• [Exercise requirements]: From the data that follows, copy every line holding the string "WinLock".

----------

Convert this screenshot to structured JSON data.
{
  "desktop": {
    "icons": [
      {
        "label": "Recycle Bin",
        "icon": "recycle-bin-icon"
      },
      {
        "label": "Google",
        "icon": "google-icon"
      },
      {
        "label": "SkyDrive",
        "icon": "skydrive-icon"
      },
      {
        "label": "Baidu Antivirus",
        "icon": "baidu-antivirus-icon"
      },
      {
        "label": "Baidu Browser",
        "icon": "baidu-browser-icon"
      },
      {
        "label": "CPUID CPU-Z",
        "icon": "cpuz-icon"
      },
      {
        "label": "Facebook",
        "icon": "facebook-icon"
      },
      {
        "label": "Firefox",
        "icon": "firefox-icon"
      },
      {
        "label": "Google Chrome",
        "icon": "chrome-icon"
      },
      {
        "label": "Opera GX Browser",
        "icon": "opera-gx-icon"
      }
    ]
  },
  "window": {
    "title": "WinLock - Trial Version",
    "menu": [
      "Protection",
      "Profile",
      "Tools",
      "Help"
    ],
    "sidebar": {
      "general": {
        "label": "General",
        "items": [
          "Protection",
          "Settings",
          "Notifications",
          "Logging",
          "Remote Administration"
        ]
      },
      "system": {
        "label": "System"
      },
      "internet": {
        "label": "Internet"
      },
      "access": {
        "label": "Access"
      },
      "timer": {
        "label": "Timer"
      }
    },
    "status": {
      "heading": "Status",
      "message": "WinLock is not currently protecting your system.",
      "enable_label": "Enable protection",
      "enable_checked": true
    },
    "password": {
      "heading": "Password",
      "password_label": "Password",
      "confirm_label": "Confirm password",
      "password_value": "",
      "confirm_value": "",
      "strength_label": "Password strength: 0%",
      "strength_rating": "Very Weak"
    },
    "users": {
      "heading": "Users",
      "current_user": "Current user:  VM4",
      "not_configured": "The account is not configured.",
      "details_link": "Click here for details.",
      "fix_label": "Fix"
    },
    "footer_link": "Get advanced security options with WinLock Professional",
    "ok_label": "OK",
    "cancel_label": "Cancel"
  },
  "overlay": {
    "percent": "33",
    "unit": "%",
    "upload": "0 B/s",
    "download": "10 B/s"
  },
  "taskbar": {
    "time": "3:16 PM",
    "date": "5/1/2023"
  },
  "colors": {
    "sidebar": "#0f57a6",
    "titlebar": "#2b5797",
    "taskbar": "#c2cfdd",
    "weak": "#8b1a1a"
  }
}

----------

• [Problem solution]:
    "title": "WinLock - Trial Version",
      "message": "WinLock is not currently protecting your system.",
    "footer_link": "Get advanced security options with WinLock Professional",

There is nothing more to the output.